Samar Yazbek, journalist, author and winner of an English PEN Writers in Translation award, turns our attention back to Syria, the cynicism of the regime, the influence of outside powers, and how these combine at a great cost to the people

Translated from the Arabic by Emily DanbyThree years have passed since the start of the Syrian uprising, enough time to transform the citizens’ peaceful calls for democracy into a two-sided, armed conflict comprising all manners of criminality and human rights abuse.Bashar al-Assad’s regime stands alone as it faces the results of what has happened in Syria: total and unprecedented damage to the country’s infrastructure. The most serious harm has been to the nation’s social fabric and civil harmony, committed in order for the regime to keep its grip on power. The regime has sustained this grip with the help of countries from around the world that have chosen to conspire with the regime for their own benefit, rather than choose the humanitarian option of rescuing a people standing up to systematic execution. As a result, the concept of revolution has lost its meaning and revolution has become war: a battle between multiple armed factions, among which Jihadist groups are playing the major role. Syrian society – and the nature of its struggle – has been transformed because of the violent subjugation by Assad. Syria has become a dark and taunted society where the only contending urges are to kill and to stay alive.Behind all of this is the sectarian problem, exploited by the regime through a form of tribalism in which the policies of expulsion and sectarian massacre have been brutally implemented. The aim has been to turn the revolution away from its goal of establishing democracy, and to attract a form of Sunni Jihadist fanaticism that will stand in confrontation with the Alawite equivalent.So, the Assad regime is continuing its hard-line siege of all areas refusing to surrender to its rule. Women and children are dying of hunger in areas previously controlled by armed resistance groups. Government aircrafts have launched an assault of rockets and bombs against rebel areas and targeted some of them with chemical weapons, as was the case in Ghouta in August 2013. Such towns have become open graves, engulfing all civilians who had not fled their homes.The revolution has strayed from its goal of establishing democracy, and Syria has become a nation still united but threatened with the possibility of division. Among the ranks of the armed resistance, various opposing factions have appeared, none of which express nationalist ideals with the same fervour as they do their non-nationalist visions, such as that of an Islamic state, visions tucked in their gun cartridges… This is the result that Assad has been striving for, during three years of relentless killing and continued incitement to all manner of violence between countrymen. Assad’s behaviour in this respect earns him status as one of the most notable war criminals in human history. This all brings the Syrian crisis to its most complex point yet, where the fighting threatens to grow into a war that would turn the country into a single mass grave, one for Syrians of every political orientation – pro-government and rebel alike.It’s worth mentioning that there are still many proponents of civic democracy within the uprising. Among these are human rights campaigners, activists, and others working with people on the ground. However, due to the lack of support and funds to implement their proposals they do not constitute a very influential movement, not when compared with the well-funded militias and Islamists. Moreover, the voices of these moderates are dispersed, since they have proven unable to create a strong, united movement; meanwhile the political entity representing the revolution remains weak and divided.Neither is there any sign of volition from the international community to help and protect those remaining in Syria. All indications suggest that the world and its governments have agreed to let the conflict take its most protracted and violent course. The international community seems to think its only option is to endure the continued killing of Syrian civilians caught between two sets of suicidal nihilists: the regime and the armed Jihadists. The world and its governments will one day have to witness their shameful place in the history books, when they have ceased watching the slaughter in silent neutrality. About the author
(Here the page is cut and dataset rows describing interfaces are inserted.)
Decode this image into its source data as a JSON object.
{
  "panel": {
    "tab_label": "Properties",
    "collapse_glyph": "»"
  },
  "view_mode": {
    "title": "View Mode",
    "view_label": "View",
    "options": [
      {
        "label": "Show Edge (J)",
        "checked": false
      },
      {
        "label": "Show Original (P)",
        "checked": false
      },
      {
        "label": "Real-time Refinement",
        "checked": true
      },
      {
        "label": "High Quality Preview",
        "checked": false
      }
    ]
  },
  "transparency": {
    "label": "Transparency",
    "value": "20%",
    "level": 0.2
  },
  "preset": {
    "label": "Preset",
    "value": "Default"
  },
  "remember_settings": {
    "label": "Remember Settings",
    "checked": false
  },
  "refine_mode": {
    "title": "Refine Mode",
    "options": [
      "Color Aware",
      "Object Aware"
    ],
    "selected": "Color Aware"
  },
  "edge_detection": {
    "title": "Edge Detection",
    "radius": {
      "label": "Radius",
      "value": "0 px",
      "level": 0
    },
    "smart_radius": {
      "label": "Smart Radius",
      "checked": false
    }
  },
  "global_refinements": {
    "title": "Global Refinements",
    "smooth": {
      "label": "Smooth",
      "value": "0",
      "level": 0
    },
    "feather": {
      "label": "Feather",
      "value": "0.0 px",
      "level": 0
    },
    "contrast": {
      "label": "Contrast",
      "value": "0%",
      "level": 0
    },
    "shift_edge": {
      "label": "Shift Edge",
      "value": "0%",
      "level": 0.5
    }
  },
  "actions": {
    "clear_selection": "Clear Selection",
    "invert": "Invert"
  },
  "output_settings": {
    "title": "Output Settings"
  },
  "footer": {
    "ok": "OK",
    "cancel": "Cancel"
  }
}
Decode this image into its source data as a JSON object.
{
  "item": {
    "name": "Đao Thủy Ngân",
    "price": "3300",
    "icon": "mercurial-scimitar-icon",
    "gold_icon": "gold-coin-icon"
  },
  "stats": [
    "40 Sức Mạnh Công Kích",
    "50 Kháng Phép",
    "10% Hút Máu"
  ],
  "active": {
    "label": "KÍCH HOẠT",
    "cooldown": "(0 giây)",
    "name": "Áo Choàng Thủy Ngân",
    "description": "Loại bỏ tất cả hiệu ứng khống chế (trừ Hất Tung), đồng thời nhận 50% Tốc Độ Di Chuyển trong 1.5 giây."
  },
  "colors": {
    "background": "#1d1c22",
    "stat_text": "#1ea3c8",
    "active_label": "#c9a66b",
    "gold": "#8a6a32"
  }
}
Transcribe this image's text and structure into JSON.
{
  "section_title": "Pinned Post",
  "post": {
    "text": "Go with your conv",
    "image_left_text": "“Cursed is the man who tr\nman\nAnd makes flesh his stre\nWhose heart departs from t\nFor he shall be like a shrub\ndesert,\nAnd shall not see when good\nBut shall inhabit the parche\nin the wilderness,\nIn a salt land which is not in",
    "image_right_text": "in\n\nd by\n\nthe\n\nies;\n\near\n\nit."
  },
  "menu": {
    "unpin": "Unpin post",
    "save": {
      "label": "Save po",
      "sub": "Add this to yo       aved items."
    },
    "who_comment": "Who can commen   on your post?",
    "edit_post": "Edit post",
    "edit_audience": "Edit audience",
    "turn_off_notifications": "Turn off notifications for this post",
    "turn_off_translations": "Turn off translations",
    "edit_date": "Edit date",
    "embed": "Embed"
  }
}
Samar Yazbek is a Syrian writer and journalist, born in Jableh in 1970. She is the author of several works of fiction. Her novel, Cinnamon, is to be published by Arabia Books later this year. An outspoken critic of the Assad regime, Yazbek has been deeply involved in the Syrian uprising since it broke out on 15 March 2011. Fearing for the life of her daughter she was forced to flee her country and now lives in hiding. Her book A Woman in the Crossfire published by Haus won an English PEN Writers in Translation award in 2012. She was also chosen as the PEN Pinter International Writer of Courage in 2012, sharing the prize with the British winner Poet Laureate Carol Ann Duffy.

About the translator

Emily Danby is a translator of literary and media Arabic with a particular interest in women’s writing and the literature of the Levant. After graduating from the University of Oxford, Emily became an apprentice on the British Centre for Literary Translation mentorship scheme and has since worked on translations of fiction by authors from Sudan, Palestine and the Levant. Emily has collaborated with Samar Yazbek in translating a number of her works of journalism and fiction.